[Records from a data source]
++++++++++++++++++++

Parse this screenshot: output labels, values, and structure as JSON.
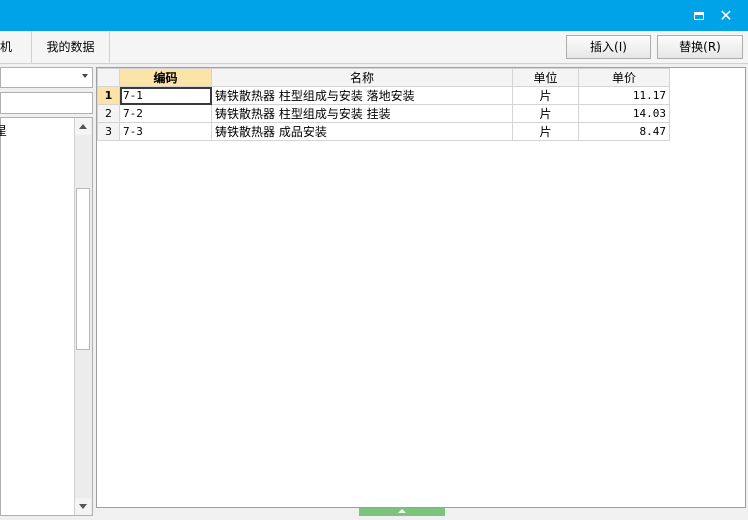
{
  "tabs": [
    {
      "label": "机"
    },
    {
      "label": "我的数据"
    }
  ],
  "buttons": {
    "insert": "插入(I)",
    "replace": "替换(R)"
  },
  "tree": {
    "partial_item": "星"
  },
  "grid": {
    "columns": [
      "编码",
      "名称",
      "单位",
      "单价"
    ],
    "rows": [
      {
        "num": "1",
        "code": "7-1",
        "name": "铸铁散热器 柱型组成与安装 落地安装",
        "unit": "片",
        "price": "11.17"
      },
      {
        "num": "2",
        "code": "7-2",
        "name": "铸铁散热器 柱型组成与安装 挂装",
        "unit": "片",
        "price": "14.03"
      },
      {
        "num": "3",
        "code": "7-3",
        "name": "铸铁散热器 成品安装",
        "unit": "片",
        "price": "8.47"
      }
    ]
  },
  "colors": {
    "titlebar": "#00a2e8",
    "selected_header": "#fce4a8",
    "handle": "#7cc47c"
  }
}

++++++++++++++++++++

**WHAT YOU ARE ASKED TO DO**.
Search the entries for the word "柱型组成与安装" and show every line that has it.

**RESPONSE TO THIS EXERCISE**.
        "name": "铸铁散热器 柱型组成与安装 落地安装",
        "name": "铸铁散热器 柱型组成与安装 挂装",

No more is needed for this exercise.